*** Working data ***
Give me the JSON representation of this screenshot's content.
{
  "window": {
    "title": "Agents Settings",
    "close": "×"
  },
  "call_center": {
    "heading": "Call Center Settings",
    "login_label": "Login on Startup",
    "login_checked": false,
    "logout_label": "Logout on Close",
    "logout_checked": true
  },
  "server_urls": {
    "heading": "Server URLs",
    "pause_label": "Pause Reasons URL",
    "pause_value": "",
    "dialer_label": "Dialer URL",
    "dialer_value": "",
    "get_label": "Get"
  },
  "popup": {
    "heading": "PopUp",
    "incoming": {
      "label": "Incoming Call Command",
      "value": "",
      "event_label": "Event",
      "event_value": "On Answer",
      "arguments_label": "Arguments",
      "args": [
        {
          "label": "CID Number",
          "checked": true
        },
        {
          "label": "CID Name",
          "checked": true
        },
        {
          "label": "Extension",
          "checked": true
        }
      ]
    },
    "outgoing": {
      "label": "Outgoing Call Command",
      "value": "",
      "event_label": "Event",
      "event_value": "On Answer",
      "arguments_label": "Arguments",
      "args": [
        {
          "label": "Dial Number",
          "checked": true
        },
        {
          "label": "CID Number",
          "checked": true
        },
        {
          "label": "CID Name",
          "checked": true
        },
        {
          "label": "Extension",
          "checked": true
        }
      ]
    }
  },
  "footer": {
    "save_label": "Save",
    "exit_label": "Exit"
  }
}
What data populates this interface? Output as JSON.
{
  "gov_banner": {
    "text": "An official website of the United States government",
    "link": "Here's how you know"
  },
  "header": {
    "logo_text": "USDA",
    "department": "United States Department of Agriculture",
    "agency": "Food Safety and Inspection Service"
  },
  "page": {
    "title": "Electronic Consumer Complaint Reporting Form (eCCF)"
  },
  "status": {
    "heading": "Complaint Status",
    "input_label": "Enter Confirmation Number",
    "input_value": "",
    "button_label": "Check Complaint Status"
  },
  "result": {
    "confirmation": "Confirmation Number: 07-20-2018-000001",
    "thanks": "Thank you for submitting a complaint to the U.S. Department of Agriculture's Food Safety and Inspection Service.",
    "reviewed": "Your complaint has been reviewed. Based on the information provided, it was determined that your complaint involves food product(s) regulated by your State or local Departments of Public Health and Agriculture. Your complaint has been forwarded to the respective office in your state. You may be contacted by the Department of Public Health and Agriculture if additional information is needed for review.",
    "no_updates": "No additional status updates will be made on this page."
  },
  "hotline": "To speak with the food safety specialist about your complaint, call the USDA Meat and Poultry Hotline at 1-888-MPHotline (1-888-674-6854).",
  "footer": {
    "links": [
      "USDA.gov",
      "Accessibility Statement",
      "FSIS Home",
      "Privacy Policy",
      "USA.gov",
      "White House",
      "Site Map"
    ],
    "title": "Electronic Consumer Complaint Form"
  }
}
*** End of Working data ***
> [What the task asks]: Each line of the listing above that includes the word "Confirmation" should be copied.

> [Finished task]:
    "input_label": "Enter Confirmation Number",
    "confirmation": "Confirmation Number: 07-20-2018-000001",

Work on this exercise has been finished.